◆ EXERCISE OBJECTIVE: Which lines in the data below contain the word "клиента"? Return each of them.

BEGIN

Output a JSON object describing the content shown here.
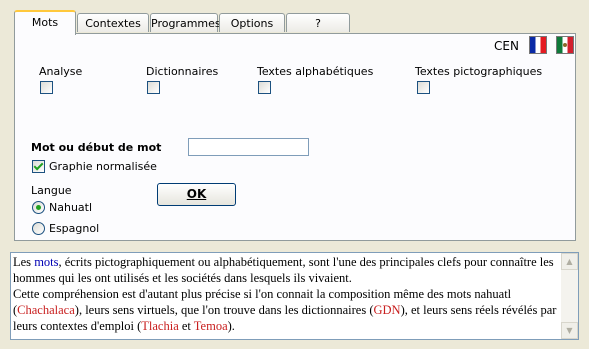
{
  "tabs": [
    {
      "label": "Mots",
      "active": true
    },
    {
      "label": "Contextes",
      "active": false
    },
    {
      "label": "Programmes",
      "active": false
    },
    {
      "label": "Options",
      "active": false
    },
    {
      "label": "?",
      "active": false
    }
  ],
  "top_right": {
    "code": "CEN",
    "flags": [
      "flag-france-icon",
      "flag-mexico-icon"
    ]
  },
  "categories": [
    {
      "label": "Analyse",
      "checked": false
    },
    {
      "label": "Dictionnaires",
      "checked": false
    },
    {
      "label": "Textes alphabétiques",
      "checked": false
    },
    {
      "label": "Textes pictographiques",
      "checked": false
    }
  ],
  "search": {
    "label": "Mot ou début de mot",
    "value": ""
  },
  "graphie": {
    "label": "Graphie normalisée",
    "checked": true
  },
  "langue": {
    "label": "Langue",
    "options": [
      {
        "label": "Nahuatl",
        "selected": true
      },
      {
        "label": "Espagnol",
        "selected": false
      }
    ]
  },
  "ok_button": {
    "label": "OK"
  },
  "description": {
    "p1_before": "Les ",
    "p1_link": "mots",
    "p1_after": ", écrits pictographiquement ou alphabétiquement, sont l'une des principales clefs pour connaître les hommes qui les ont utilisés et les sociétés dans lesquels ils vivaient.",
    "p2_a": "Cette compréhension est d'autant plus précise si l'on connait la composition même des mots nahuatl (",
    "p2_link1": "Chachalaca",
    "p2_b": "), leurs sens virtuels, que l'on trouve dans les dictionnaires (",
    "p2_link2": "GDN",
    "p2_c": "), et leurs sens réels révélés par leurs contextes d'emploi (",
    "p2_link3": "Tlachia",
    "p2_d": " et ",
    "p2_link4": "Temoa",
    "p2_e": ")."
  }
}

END
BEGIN

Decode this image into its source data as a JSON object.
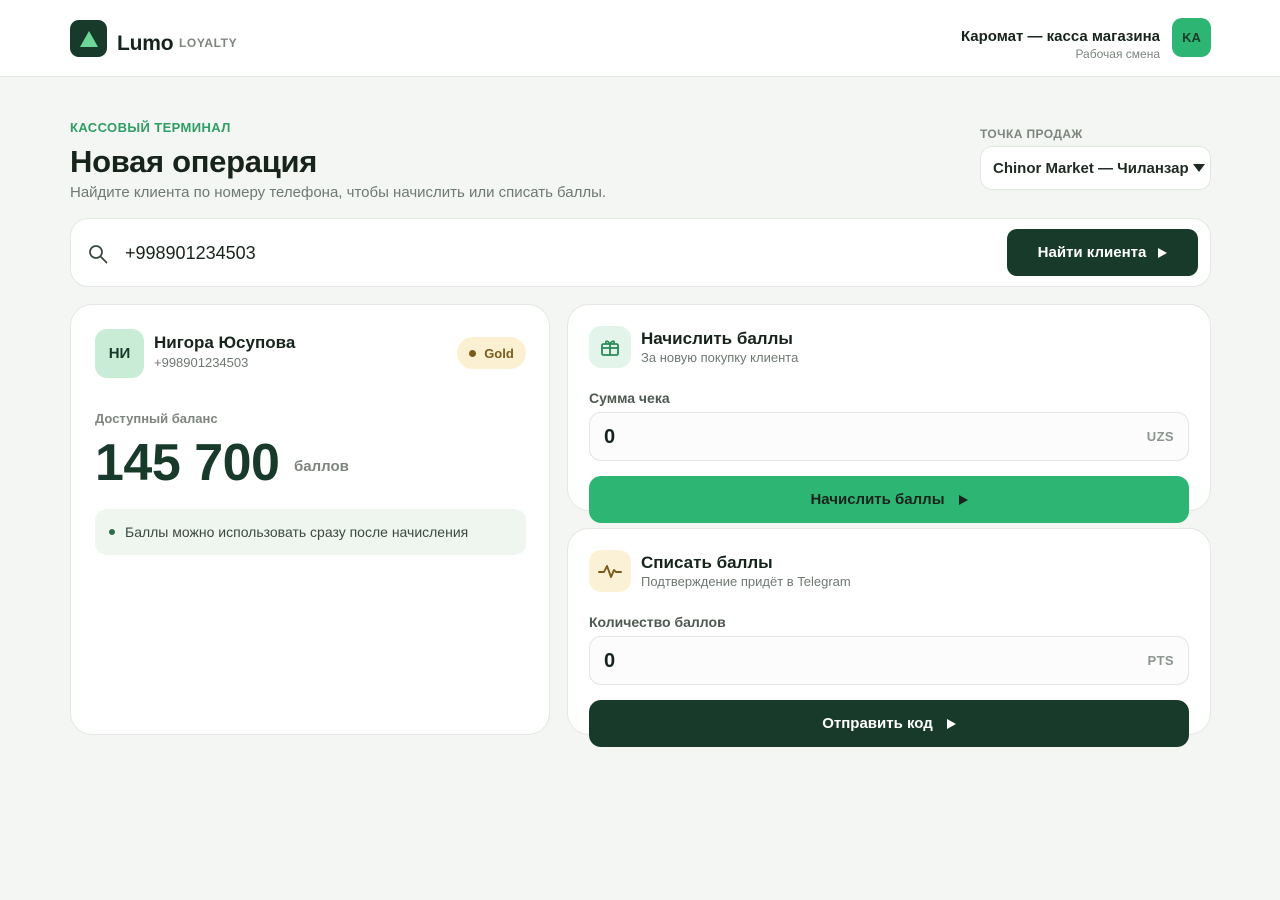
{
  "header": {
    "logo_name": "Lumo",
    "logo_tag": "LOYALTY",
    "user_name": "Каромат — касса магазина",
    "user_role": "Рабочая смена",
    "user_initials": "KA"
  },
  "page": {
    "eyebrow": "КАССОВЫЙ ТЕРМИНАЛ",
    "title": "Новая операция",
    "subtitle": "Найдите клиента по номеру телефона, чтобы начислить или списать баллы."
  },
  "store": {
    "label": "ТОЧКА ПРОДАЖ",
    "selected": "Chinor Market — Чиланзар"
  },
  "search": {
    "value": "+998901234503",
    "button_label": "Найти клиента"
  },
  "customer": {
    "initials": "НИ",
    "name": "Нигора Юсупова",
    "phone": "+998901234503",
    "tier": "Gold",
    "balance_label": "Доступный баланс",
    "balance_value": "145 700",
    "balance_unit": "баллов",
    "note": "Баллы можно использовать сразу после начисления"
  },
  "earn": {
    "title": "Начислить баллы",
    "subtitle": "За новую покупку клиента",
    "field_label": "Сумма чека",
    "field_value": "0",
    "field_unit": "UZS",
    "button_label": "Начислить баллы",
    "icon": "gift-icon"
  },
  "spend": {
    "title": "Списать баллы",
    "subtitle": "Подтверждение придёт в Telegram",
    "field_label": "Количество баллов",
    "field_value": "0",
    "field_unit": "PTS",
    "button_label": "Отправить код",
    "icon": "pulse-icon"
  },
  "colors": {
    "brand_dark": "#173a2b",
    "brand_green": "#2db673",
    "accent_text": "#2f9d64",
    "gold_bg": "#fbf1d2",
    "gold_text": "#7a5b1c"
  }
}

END
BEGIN

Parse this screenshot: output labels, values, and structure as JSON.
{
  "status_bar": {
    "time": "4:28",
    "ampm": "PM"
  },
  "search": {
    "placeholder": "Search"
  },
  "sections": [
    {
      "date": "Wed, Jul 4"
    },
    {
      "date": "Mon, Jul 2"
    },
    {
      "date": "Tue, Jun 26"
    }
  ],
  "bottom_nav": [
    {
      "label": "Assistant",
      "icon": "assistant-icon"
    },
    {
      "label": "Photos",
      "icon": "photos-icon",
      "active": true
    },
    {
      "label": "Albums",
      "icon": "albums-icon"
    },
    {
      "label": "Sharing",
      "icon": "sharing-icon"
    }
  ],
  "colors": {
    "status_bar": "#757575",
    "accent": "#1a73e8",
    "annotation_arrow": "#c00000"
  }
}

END

◆ RESPONSE BELOW:
    "subtitle": "Найдите клиента по номеру телефона, чтобы начислить или списать баллы."
    "button_label": "Найти клиента"
    "subtitle": "За новую покупку клиента",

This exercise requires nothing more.